Even as millennials withdraw from some of the habits and behaviors associated with their parents, such as home ownership, cable TV and physical banking, there is one area where the generation follows traditional expectations: healthcare.
Millennials highly value healthcare and are surprisingly traditional in the way they consume it, according to a new study by the Benenson Strategy Group (BSG). Over 1,000 millennials were polled for the study, which shows 86% carry health insurance and the majority considers it a critical employee benefit.
BSG found that, of the 86% of millennials with health insurance, more than half get it through avenues expanded by Obamacare, such as individual plans, their parent’s plan or Medicaid. For those without, cost is the main deterrent, followed by good health. This generation also views insurance as indispensable – 85% said it’s absolutely essential or very important to have health insurance, ranking it ahead of home Internet, mobile phone data, TV and entertainment.
Millennials, who recently overtook baby boomers as the largest segment of the workforce, want traditional job benefits, and health insurance tops the list. When asked if they’d rather have better insurance or a 10% pay raise, 51% opted for the insurance while 49% chose the money. Millennials also ranked health insurance first out of nine possible employee benefits, followed by retirement account contributions and vacation. Parking and gym memberships ranked lowest.

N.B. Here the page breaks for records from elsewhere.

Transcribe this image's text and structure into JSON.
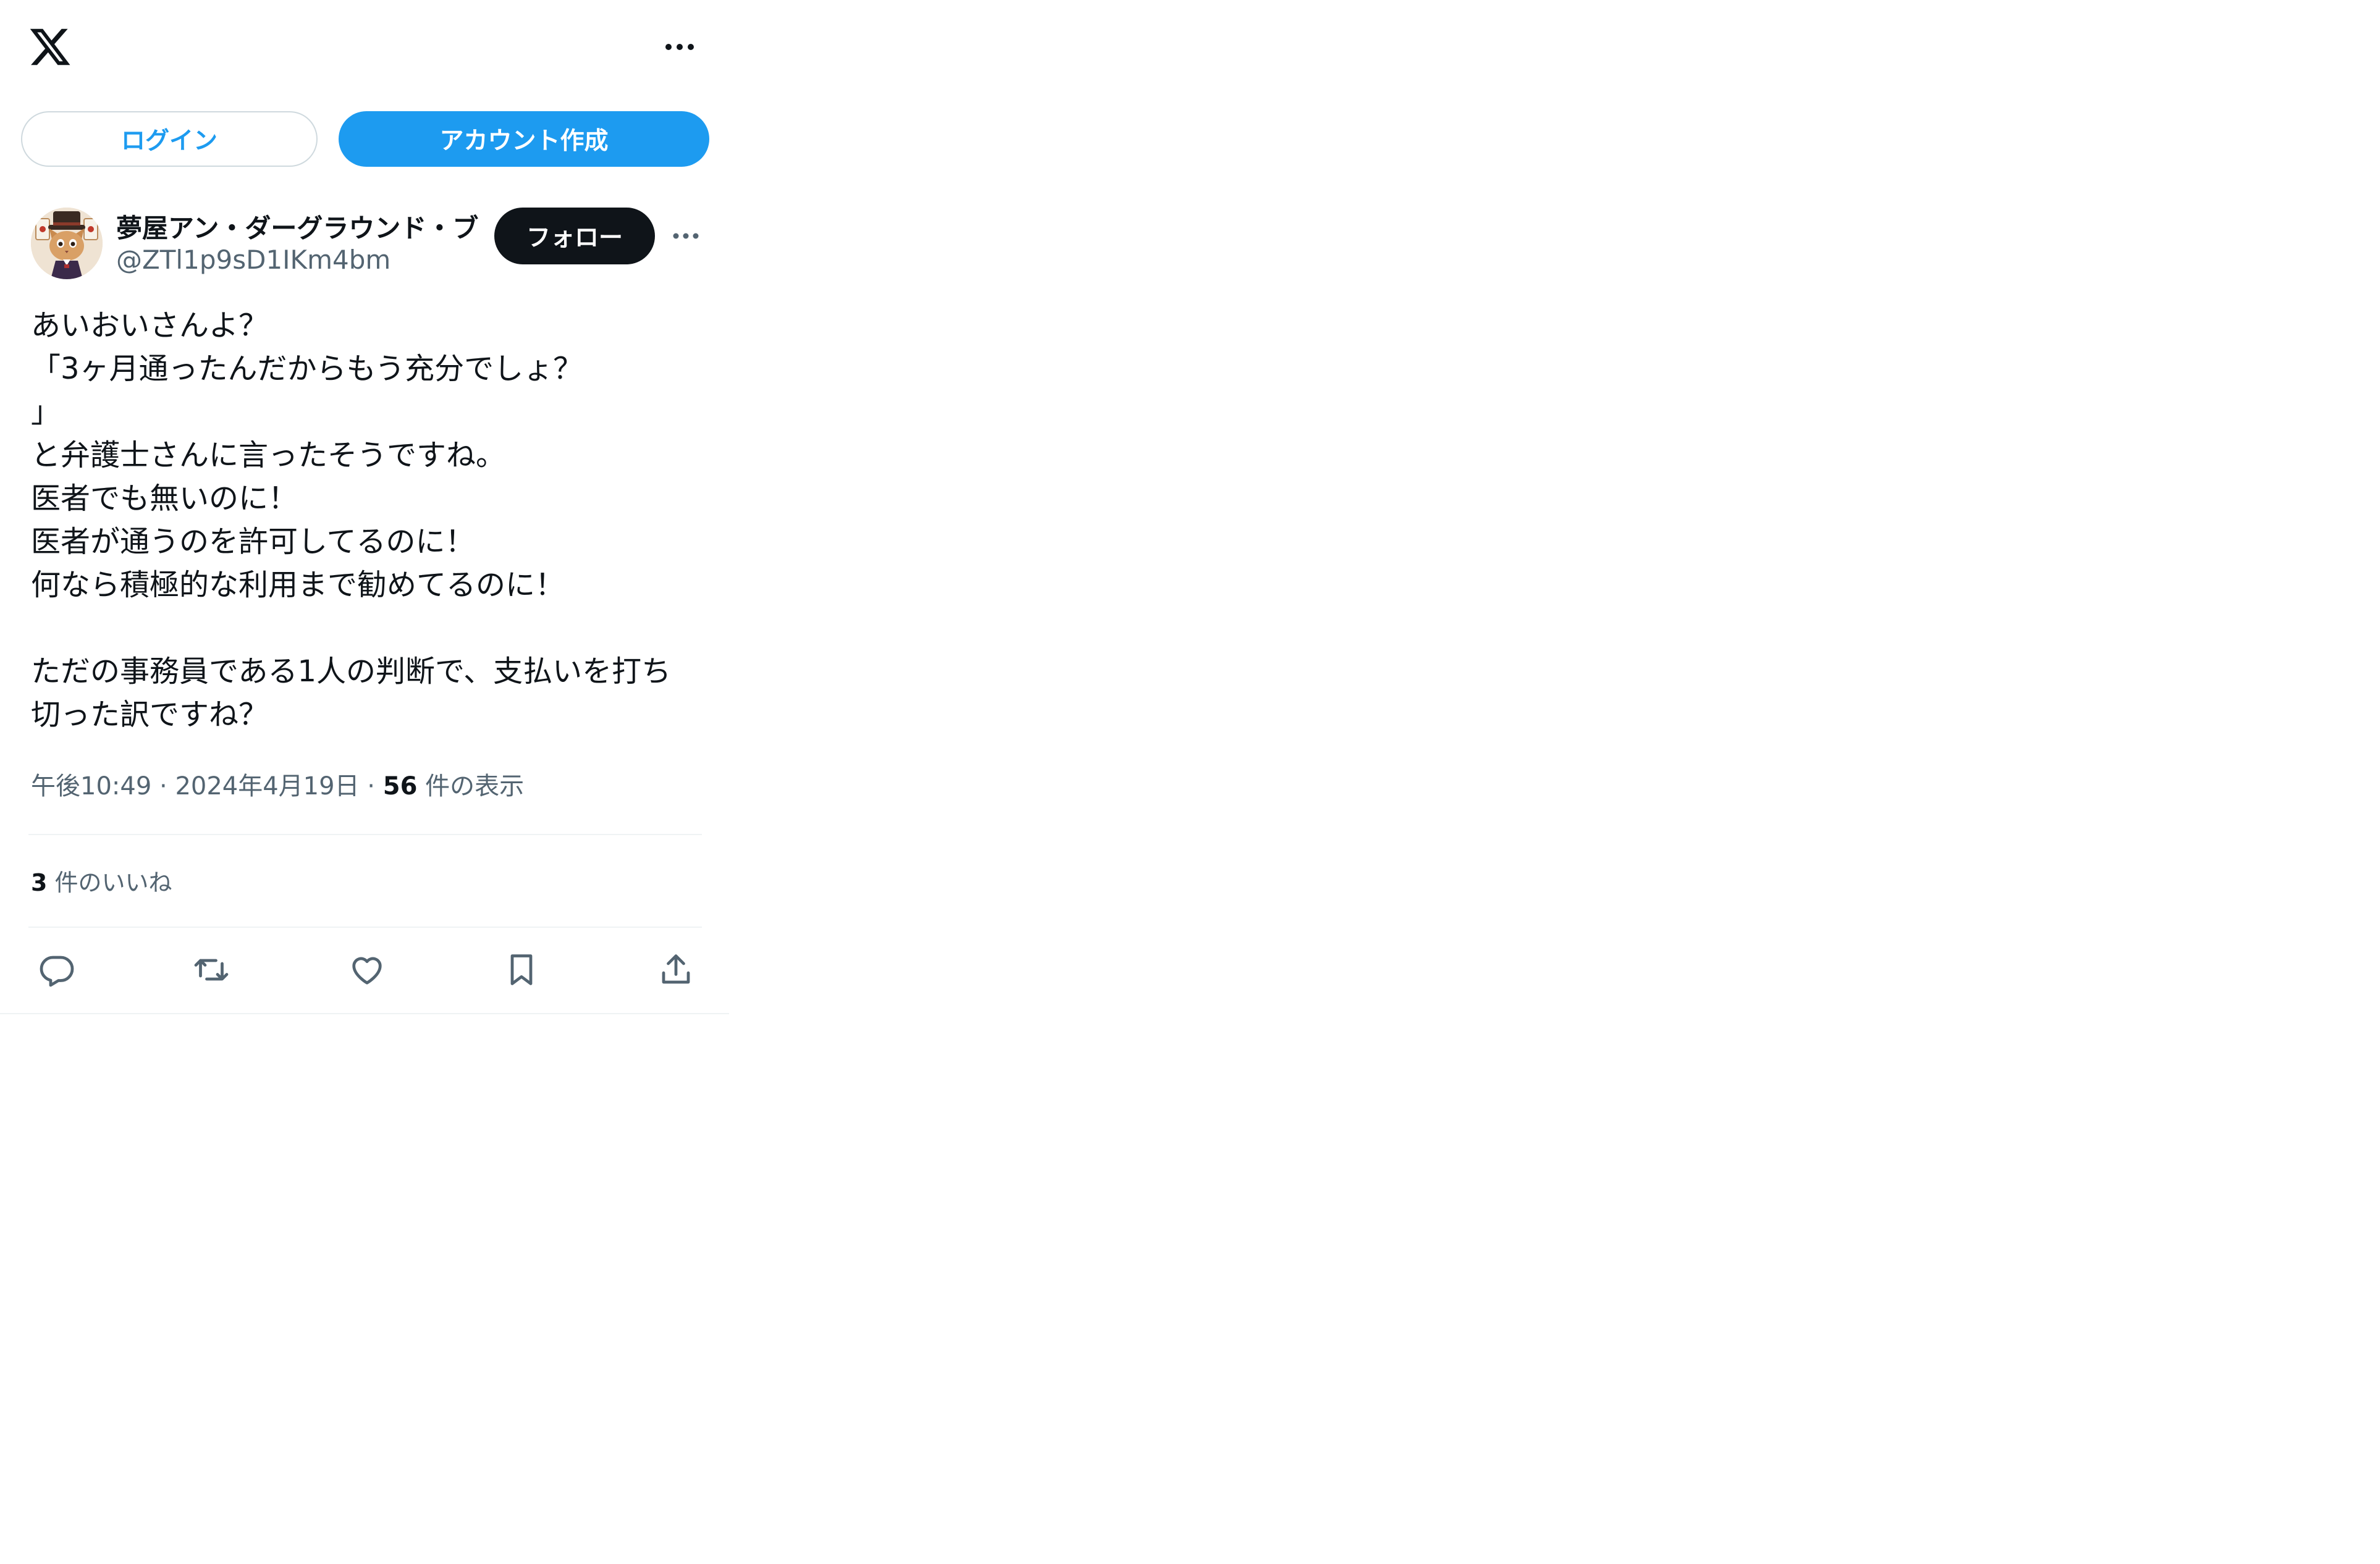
{
  "header": {
    "logo_icon": "x-logo-icon",
    "more_icon": "more-horizontal-icon"
  },
  "auth": {
    "login_label": "ログイン",
    "signup_label": "アカウント作成"
  },
  "tweet": {
    "author": {
      "display_name": "夢屋アン・ダーグラウンド・ブ",
      "handle": "@ZTl1p9sD1IKm4bm",
      "avatar_icon": "avatar-cat-icon"
    },
    "follow_label": "フォロー",
    "text": "あいおいさんよ？\n「3ヶ月通ったんだからもう充分でしょ？\n」\nと弁護士さんに言ったそうですね。\n医者でも無いのに！\n医者が通うのを許可してるのに！\n何なら積極的な利用まで勧めてるのに！\n\nただの事務員である1人の判断で、支払いを打ち切った訳ですね？",
    "time": "午後10:49",
    "date": "2024年4月19日",
    "views_count": "56",
    "views_label": "件の表示",
    "likes_count": "3",
    "likes_label": "件のいいね"
  },
  "actions": [
    {
      "icon": "reply-icon"
    },
    {
      "icon": "retweet-icon"
    },
    {
      "icon": "like-heart-icon"
    },
    {
      "icon": "bookmark-icon"
    },
    {
      "icon": "share-upload-icon"
    }
  ],
  "colors": {
    "accent": "#1d9bf0",
    "text_primary": "#0f1419",
    "text_secondary": "#536471",
    "divider": "#eff3f4",
    "follow_button": "#0f1419"
  }
}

Experience with System Breeds Distrust“Prioritizing security-oriented benefits suggests millennials take a more thoughtful and cautious view of the future than they are often credited for in the media,” said BSG Managing Partner Danny Franklin. “Understanding how this generation gathers information and uses medical services can help both employers and healthcare providers better communicate with millennials and serve them, particularly as their needs shift.”
Though millennials are happy with their insurance and 60% are favorable toward Obamacare, they’re concerned about the system. Forty-nine percent believes the U.S. healthcare system is broken, and that number rises with age, with 54% of older millennials believing as much versus 40% of younger millennials. As far as trust goes, healthcare providers such as doctors, nurses and hospitals are on the top of the list, while health insurance and pharmaceutical companies are on the bottom.

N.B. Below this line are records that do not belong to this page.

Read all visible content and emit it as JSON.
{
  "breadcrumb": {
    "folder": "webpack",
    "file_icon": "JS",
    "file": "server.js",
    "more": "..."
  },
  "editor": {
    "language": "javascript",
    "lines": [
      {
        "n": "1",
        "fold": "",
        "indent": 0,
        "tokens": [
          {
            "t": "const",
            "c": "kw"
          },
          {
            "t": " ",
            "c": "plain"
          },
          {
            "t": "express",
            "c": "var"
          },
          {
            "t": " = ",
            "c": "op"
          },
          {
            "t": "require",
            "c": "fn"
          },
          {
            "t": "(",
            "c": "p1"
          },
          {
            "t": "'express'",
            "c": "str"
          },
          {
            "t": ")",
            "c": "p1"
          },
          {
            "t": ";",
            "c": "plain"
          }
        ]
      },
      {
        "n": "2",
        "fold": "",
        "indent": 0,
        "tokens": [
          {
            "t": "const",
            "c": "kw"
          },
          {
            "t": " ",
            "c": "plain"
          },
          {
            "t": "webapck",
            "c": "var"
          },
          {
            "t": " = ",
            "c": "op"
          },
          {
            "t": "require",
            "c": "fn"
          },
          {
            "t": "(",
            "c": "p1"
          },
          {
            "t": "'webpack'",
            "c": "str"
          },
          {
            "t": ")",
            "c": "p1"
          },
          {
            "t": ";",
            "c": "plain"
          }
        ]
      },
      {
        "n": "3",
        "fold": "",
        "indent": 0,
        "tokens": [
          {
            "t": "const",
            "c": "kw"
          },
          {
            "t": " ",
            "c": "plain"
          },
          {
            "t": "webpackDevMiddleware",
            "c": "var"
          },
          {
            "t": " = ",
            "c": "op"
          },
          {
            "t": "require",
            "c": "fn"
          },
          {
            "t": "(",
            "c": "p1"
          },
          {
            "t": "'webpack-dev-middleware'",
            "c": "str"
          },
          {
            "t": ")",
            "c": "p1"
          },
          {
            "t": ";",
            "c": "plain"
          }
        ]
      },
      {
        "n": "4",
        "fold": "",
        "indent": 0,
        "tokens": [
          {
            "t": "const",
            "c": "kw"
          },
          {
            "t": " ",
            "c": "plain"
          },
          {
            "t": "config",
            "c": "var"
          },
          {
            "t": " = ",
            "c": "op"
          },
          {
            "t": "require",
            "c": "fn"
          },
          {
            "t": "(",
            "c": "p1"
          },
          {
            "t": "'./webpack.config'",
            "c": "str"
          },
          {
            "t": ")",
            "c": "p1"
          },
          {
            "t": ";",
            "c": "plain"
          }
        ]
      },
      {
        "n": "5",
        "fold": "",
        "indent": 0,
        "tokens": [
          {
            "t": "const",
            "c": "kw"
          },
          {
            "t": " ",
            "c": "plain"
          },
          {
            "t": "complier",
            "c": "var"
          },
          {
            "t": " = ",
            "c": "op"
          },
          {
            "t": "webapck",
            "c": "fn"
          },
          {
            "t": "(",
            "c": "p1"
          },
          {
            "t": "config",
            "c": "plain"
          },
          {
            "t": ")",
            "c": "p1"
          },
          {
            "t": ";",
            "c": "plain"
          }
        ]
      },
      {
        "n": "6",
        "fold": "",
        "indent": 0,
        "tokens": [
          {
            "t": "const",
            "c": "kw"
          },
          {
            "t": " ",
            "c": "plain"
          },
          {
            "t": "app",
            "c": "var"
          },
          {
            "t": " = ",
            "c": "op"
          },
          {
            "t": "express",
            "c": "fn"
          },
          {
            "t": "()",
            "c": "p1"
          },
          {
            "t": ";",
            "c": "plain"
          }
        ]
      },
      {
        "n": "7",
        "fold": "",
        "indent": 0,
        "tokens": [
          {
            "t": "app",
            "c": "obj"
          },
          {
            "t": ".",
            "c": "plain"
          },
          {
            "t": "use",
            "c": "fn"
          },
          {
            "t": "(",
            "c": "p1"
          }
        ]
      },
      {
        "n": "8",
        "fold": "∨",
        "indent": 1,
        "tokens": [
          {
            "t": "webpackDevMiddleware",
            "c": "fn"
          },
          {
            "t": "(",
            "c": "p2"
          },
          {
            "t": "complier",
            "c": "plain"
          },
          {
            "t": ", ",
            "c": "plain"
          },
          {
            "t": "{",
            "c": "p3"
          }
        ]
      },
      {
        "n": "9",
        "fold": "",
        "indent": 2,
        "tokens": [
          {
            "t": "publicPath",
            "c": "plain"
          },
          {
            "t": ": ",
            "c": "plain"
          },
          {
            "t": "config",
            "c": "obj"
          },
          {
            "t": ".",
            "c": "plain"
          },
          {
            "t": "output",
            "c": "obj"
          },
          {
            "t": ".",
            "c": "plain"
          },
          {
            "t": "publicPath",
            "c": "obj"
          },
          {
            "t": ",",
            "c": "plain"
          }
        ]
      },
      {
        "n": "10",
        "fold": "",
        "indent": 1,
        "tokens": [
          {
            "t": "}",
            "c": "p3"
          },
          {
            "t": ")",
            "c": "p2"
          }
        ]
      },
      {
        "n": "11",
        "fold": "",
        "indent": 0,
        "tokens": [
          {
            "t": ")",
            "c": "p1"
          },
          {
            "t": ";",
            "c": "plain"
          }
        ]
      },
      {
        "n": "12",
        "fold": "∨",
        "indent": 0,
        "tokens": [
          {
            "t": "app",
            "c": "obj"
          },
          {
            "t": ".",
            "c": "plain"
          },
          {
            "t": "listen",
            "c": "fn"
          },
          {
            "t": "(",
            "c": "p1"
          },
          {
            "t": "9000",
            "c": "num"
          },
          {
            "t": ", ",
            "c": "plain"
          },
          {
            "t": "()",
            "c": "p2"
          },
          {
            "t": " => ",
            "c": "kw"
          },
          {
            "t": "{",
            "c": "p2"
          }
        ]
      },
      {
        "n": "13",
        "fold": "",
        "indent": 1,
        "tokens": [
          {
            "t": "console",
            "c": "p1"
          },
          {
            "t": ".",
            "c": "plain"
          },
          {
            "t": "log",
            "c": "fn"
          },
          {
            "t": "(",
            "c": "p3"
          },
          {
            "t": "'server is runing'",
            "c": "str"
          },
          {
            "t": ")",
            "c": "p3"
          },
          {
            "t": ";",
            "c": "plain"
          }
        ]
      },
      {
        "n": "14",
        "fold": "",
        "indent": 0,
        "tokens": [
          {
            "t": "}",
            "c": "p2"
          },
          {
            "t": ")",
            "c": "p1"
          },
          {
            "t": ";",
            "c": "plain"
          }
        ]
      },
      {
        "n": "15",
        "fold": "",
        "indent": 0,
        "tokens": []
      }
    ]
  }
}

The millennial generation neither trusts President Donald Trump on healthcare nor expects him to improve it. BSG found that only 22% of millennials trust Trump on healthcare policy, including just 45% of Republicans, 15% of Democrats and 13% of independents studied.
Most also expect their health insurance options to deteriorate under Trump – 47% of millennials believe they’ll get worse, 31% believe they’ll improve and 22% believe they’ll remain the same. Similarly, 44% of millennials expect Trump’s eventual plan to repeal and replace Obamacare will undermine healthcare quality, compared to 35% who said it will improve and 21% who said it will stay the same.
Traditional Approach to Healthcare for Untraditional Generation“Even though most millennials do not expect healthcare improvements from the Trump administration, they still place a high value on health insurance and care about what happens to the system,” said Franklin. “Policymakers who jeopardize millennials’ insurance options risk alienating this younger set of voters and that could carry long-term political consequences.”
In spite of being the most connected generation, the Internet is not a healthcare cure-all for millennials. While the vast majority use online healthcare sources to gather information, just 11% of millennials use online research to avoid traditional doctors. It serves as more of a back-up source for them. When they have serious medical issues or questions, 76% reach out to a healthcare provider. What’s more, less than one-third said they trust medical content they find online.
The 2017 Millennials and Healthcare Study was conducted online by Benenson Strategy Group between Jan. 27 to Feb. 1, 2017. The survey results are based upon 1,002 random online interviews conducted nationally among adults aged 18-34 using an online panel sample from Precision Sample. This random has a worst-case 95% confidence interval of ±3.1% about any one reported percentage. Additional interviews were fielded March 11 and 12, 2017.
Among the 1,002 respondents, 49% percent were male and 51% were female. Forty three percent consider themselves independents, 35% Democrats and 22% Republicans.